Vital Human Milk: Implementing a Donor Milk Program

Authors


Poster Presentation

Purpose for the Program

Preterm infants are at considerable risk of increased morbidity and mortality. They have a higher risk of learning disabilities, cerebral palsy, sensory deficits, respiratory illnesses, and gastrointestinal illnesses. Providing mother's own milk to the preterm infant has nutritional, gastrointestinal, immunological, developmental, and psychological benefits. Breastfed preterm infants have a lower rate of ear infections, respiratory infections, or infection-related events. They have lower rates of gastrointestinal infections, necrotizing enterocolitis, and mortality. Breastfed preterm infants are discharged earlier from the neonatal intensive care unit than formula-fed preterm infants. In this vulnerable preterm infant population, the rate of mothers who provide their own milk is less than mothers who delivered healthy newborns. When a mother's own milk is unavailable, the American Academy of Pediatrics recommends pasteurized human donor milk.
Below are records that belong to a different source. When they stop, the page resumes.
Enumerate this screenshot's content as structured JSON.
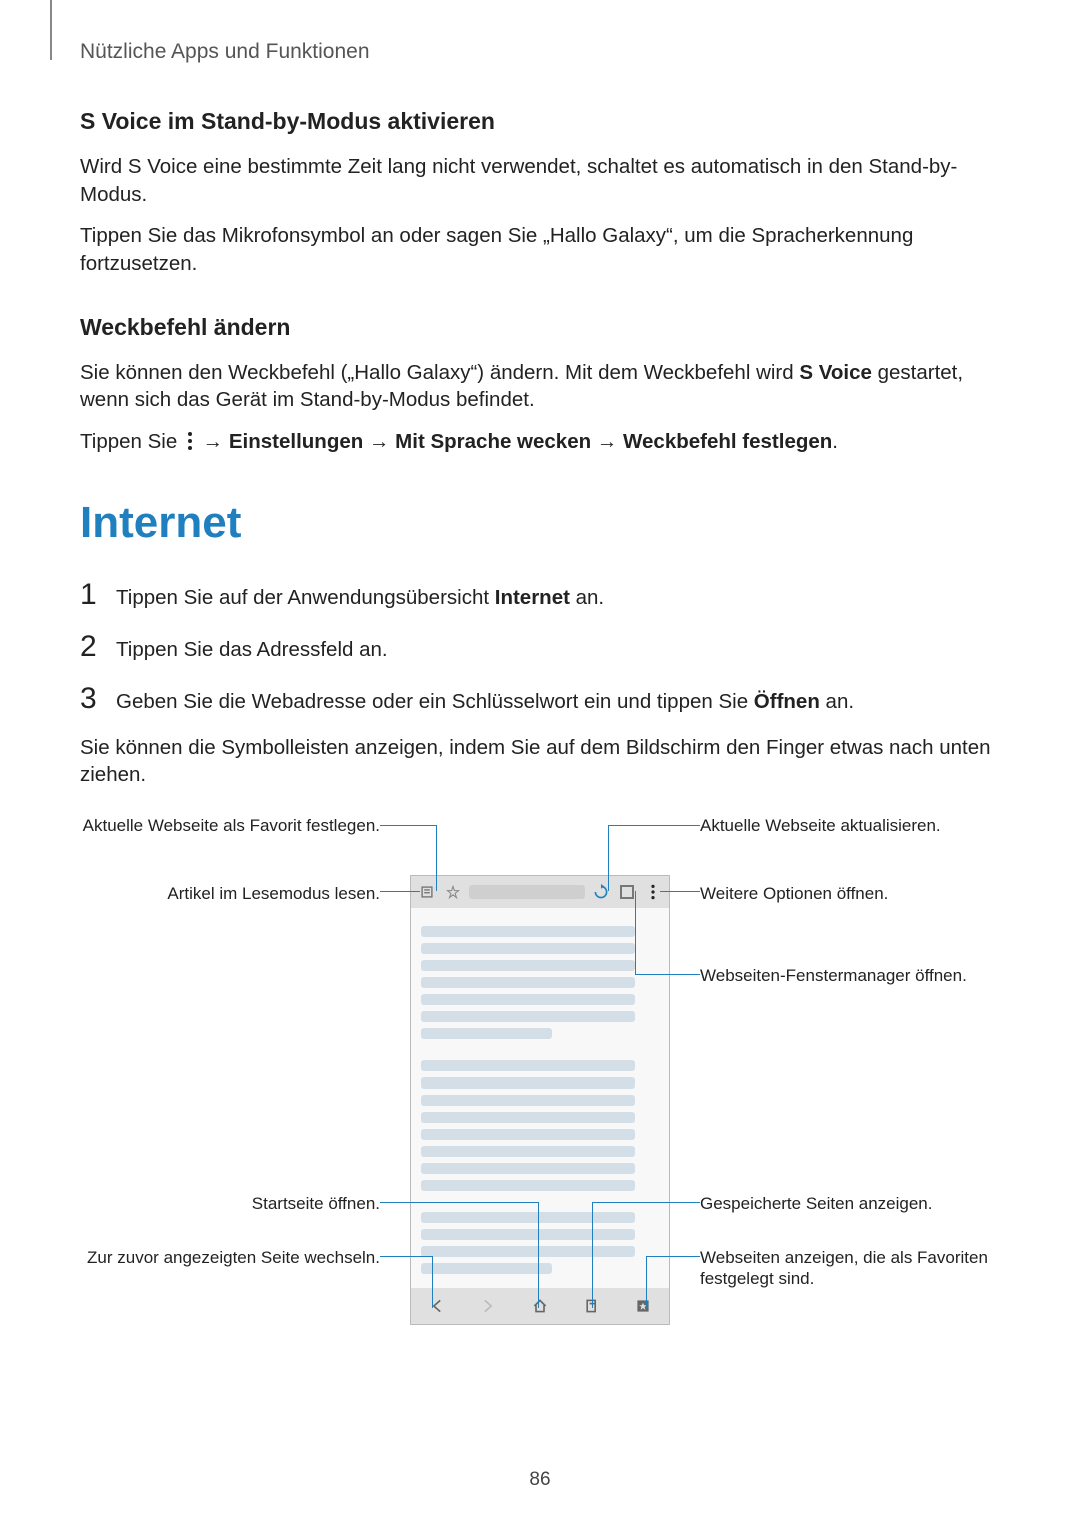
{
  "breadcrumb": "Nützliche Apps und Funktionen",
  "section1": {
    "heading": "S Voice im Stand-by-Modus aktivieren",
    "p1": "Wird S Voice eine bestimmte Zeit lang nicht verwendet, schaltet es automatisch in den Stand-by-Modus.",
    "p2": "Tippen Sie das Mikrofonsymbol an oder sagen Sie „Hallo Galaxy“, um die Spracherkennung fortzusetzen."
  },
  "section2": {
    "heading": "Weckbefehl ändern",
    "p1a": "Sie können den Weckbefehl („Hallo Galaxy“) ändern. Mit dem Weckbefehl wird ",
    "p1b_bold": "S Voice",
    "p1c": " gestartet, wenn sich das Gerät im Stand-by-Modus befindet.",
    "p2a": "Tippen Sie ",
    "p2b": " → ",
    "p2c_bold": "Einstellungen",
    "p2d": " → ",
    "p2e_bold": "Mit Sprache wecken",
    "p2f": " → ",
    "p2g_bold": "Weckbefehl festlegen",
    "p2h": "."
  },
  "title": "Internet",
  "steps": [
    {
      "num": "1",
      "a": "Tippen Sie auf der Anwendungsübersicht ",
      "bold": "Internet",
      "c": " an."
    },
    {
      "num": "2",
      "a": "Tippen Sie das Adressfeld an.",
      "bold": "",
      "c": ""
    },
    {
      "num": "3",
      "a": "Geben Sie die Webadresse oder ein Schlüsselwort ein und tippen Sie ",
      "bold": "Öffnen",
      "c": " an."
    }
  ],
  "after_steps": "Sie können die Symbolleisten anzeigen, indem Sie auf dem Bildschirm den Finger etwas nach unten ziehen.",
  "callouts": {
    "l1": "Aktuelle Webseite als Favorit festlegen.",
    "l2": "Artikel im Lesemodus lesen.",
    "l3": "Startseite öffnen.",
    "l4": "Zur zuvor angezeigten Seite wechseln.",
    "r1": "Aktuelle Webseite aktualisieren.",
    "r2": "Weitere Optionen öffnen.",
    "r3": "Webseiten-Fenstermanager öffnen.",
    "r4": "Gespeicherte Seiten anzeigen.",
    "r5": "Webseiten anzeigen, die als Favoriten festgelegt sind."
  },
  "page_number": "86"
}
Proposed Change

To provide premature infants with the access to pasteurized human donor milk when their mother's own milk is unavailable.

Implementation, Outcomes, and Evaluation

The pasteurized donor milk program was instituted in conjunction with other lactation support interventions to increase the amount of mother's own milk as the primary source of infant nutrition.

New York State requires a tissue license for infants to receive pasteurized human donor milk. The tissue bank compliance officer was contacted and the application form C, viewing section 405.25 organ and tissue donation, was submitted. Policies and procedures were implemented according to the regulations. A Human Milk Banking Association of North America was identified as donor human milk bank.

Informed consent is obtained from the parents. Frozen milk is shipped in dry ice. Upon arrival to the unit, the milk is inspected and placed in bins in the freezer. A donor milk utilization log with the patient's identification, number of bottles and ounces, batch number of donor milk, and signature/print of the nurse removing the milk from the freezer is initiated when milk is removed from the freezer. This information is kept for 7 years. To date 27 infants have received pasteurized human donor milk.

Implications for Nursing Practice

Mothers of premature infants in the neonatal intensive care unit are encouraged and supported with lactation interventions to provide their infants with their own milk. When a mother's own milk is unavailable pasteurized human donor milk is available.

Ancillary